Link to Original Source

+ - Is Pascal an Underrated Programming Language? 6

Submitted by Anonymous Coward
An anonymous reader writes "In the recent Slashdot discussion on the D programming language, I was surprised to see criticisms of Pascal that were based on old information and outdated implementations. While I’m sure that, for example, Brian Kernighan’s criticisms of Pascal were valid in 1981, things have moved on since then. Current Object Pascal largely addresses Kernighan’s critique and also includes language features such as anonymous methods, reflection and attributes, class helpers, generics and more (see also Marco Cantu’s recent Object Pascal presentation). Cross-platform development is fairly straightforward with Pascal. Delphi targets Windows, OS X, iOS and Android. Free Pascal targets many operating systems and architectures and Lazarus provides a Delphi-like IDE for Free Pascal. So what do you think?
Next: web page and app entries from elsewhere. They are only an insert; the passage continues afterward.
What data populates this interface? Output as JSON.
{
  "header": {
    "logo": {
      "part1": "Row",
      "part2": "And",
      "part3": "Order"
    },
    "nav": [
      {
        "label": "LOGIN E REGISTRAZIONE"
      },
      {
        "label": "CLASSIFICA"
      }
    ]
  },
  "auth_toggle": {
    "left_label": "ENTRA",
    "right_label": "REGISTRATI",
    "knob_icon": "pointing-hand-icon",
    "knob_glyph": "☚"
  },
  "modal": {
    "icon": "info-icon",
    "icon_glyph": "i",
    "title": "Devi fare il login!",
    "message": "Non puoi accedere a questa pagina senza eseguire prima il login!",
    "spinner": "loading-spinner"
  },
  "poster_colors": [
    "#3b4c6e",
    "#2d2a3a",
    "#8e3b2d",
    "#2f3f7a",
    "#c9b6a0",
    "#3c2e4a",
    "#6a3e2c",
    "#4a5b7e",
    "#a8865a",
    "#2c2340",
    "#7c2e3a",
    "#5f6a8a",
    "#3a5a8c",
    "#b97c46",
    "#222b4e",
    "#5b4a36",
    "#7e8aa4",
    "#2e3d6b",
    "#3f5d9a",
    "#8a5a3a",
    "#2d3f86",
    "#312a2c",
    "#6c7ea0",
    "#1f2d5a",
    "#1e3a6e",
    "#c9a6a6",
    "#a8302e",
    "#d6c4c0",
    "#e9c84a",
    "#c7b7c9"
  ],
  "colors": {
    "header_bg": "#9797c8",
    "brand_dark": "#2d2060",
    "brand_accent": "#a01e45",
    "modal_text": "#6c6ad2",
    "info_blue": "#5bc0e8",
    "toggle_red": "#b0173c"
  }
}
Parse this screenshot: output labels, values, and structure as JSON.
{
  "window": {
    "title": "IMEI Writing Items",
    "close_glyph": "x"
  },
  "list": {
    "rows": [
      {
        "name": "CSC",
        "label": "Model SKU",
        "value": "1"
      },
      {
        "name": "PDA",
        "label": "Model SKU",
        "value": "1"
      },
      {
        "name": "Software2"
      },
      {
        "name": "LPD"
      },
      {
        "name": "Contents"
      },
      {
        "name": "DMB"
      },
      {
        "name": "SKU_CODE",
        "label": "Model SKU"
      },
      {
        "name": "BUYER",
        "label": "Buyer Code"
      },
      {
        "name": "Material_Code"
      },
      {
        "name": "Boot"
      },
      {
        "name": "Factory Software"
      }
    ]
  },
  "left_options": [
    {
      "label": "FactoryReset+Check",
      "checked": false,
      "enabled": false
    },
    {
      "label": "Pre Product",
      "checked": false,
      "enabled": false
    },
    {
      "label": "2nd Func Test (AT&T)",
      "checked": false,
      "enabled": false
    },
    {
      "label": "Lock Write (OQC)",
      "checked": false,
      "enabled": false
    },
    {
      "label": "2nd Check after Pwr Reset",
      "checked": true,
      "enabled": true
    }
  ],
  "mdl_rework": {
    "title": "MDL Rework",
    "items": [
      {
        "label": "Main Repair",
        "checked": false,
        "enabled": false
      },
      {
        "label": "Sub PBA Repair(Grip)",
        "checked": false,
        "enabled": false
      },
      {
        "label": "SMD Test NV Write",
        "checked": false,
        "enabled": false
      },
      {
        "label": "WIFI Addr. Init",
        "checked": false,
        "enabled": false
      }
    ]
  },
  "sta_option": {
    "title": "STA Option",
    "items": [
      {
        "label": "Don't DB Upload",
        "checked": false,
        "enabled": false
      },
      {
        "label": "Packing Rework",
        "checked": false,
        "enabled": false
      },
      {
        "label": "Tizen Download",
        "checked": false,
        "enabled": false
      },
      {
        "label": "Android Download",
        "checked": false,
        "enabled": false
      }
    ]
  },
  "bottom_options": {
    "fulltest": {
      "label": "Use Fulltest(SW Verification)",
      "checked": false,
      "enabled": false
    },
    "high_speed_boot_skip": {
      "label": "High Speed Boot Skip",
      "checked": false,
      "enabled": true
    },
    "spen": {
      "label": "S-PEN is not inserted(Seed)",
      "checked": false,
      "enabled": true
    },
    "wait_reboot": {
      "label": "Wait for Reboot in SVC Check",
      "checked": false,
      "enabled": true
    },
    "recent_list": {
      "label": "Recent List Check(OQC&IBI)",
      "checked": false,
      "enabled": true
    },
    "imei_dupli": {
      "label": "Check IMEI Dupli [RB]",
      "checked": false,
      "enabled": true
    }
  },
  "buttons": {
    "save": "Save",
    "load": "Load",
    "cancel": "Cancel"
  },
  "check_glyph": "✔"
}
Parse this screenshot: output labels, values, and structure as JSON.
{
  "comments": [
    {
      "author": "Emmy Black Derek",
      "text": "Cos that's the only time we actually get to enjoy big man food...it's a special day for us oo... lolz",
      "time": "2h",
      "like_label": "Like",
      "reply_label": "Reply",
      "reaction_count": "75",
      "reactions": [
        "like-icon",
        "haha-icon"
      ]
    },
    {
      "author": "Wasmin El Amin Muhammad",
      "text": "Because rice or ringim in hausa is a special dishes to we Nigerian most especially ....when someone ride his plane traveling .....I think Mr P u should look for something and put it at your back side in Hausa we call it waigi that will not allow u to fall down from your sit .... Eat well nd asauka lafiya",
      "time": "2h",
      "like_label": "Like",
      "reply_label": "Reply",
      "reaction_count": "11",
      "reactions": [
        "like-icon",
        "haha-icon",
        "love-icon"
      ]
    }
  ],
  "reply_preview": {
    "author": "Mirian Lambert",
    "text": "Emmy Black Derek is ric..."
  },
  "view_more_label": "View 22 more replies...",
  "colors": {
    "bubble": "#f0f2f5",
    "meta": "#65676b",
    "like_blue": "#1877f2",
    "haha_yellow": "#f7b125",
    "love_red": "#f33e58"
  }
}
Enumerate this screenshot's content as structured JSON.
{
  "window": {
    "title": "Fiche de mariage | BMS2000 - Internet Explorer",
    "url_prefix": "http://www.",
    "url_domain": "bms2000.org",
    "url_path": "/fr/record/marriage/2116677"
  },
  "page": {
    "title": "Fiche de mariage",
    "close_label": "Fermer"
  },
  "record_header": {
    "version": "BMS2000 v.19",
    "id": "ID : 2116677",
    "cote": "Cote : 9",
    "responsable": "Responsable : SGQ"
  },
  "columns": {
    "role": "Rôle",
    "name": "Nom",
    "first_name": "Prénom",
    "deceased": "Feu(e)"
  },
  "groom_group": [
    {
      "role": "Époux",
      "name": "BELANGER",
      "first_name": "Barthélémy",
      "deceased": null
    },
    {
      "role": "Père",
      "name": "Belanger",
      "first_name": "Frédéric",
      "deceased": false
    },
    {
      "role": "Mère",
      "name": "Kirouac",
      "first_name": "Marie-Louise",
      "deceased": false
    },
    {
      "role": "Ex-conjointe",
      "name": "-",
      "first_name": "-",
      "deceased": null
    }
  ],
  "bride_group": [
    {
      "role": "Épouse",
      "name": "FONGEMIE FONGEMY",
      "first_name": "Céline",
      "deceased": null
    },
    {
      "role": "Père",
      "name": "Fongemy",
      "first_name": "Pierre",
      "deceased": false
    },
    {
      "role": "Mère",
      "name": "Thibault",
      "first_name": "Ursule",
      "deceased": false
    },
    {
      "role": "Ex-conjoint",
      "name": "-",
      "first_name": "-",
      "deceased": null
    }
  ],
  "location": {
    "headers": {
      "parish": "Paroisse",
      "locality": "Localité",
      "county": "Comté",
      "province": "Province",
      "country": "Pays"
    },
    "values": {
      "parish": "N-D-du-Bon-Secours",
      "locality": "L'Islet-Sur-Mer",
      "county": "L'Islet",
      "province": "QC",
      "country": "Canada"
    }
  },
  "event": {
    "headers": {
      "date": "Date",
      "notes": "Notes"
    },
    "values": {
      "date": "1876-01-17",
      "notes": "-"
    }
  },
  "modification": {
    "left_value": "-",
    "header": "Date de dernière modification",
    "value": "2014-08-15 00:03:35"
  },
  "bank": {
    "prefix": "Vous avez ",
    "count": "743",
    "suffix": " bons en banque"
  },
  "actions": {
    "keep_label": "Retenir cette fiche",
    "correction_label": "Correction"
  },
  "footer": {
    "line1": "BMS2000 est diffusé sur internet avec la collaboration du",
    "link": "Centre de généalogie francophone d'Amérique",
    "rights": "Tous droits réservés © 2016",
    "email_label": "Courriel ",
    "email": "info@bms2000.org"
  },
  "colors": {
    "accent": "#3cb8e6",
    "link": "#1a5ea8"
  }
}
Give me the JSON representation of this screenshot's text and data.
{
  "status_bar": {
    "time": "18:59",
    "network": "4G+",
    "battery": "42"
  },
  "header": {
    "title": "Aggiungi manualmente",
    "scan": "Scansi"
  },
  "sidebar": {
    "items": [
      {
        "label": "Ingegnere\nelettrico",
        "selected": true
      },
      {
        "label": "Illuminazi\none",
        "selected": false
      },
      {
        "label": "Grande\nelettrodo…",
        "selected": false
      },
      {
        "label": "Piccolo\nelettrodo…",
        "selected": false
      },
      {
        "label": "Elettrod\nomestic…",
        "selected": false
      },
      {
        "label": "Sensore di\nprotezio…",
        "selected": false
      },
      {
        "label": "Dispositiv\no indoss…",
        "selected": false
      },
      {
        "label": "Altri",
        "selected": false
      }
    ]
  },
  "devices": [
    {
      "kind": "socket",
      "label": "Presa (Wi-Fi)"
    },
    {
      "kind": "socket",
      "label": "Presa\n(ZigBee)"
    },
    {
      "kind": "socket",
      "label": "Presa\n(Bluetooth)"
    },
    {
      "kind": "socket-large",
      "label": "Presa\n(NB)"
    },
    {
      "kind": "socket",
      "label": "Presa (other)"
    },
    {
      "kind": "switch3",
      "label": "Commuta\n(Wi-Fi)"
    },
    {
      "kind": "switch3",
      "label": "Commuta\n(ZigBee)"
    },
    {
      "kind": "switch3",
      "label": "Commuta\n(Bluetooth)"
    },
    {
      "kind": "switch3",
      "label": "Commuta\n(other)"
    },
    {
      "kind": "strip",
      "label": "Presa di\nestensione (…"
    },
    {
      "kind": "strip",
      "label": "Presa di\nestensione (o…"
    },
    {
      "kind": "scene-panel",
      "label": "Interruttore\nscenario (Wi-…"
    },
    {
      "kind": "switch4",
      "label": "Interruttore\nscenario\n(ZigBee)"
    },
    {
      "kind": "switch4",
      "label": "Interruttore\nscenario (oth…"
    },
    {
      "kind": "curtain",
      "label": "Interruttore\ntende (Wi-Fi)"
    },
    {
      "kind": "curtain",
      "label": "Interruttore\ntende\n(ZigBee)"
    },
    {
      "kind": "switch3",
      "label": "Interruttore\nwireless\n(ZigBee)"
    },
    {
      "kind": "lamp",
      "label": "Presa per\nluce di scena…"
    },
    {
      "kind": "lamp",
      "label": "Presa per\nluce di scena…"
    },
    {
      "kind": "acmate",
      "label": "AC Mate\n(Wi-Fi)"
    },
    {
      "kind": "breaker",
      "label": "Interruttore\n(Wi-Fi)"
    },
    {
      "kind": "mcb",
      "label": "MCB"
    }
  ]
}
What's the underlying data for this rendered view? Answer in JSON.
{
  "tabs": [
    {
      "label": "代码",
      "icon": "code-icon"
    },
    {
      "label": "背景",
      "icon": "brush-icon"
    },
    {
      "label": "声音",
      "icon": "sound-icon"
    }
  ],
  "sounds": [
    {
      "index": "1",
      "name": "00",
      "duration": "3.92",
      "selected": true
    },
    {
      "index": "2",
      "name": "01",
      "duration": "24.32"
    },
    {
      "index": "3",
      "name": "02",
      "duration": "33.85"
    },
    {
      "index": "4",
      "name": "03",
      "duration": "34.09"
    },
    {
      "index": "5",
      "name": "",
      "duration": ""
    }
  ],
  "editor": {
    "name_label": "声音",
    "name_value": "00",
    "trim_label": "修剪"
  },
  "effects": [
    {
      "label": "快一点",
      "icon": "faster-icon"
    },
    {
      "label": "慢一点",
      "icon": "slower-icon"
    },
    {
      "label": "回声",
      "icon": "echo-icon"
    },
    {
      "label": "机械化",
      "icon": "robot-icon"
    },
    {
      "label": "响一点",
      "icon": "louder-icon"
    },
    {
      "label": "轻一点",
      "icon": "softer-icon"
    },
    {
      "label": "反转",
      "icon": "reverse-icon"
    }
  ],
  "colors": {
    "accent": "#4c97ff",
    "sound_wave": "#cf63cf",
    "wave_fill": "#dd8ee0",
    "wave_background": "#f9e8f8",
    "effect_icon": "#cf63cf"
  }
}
Is Pascal underrated?"

+ - 3D mouse for free

Submitted by Yuri Kravchik
Yuri Kravchik (3988713) writes "I've finally opensourced my 6DOF (six dimensions of freedom) manipulator (aka 3D mouse, but better). https://github.com/paperpointe...
It includes simple editor for demonstration of basic usages of paperpointer and driver which you can use for your projects, plugins, etc. For example, you can create a plugin to get 6DOF input for your Max, Maya, etc.

You don't need any specific hardware except of simple web-camera.
Sources: https://github.com/paperpointe...
Show case, info, files: http://paperpointer.com/"

Felson's Law: To steal ideas from one person is plagiarism; to steal from many is research.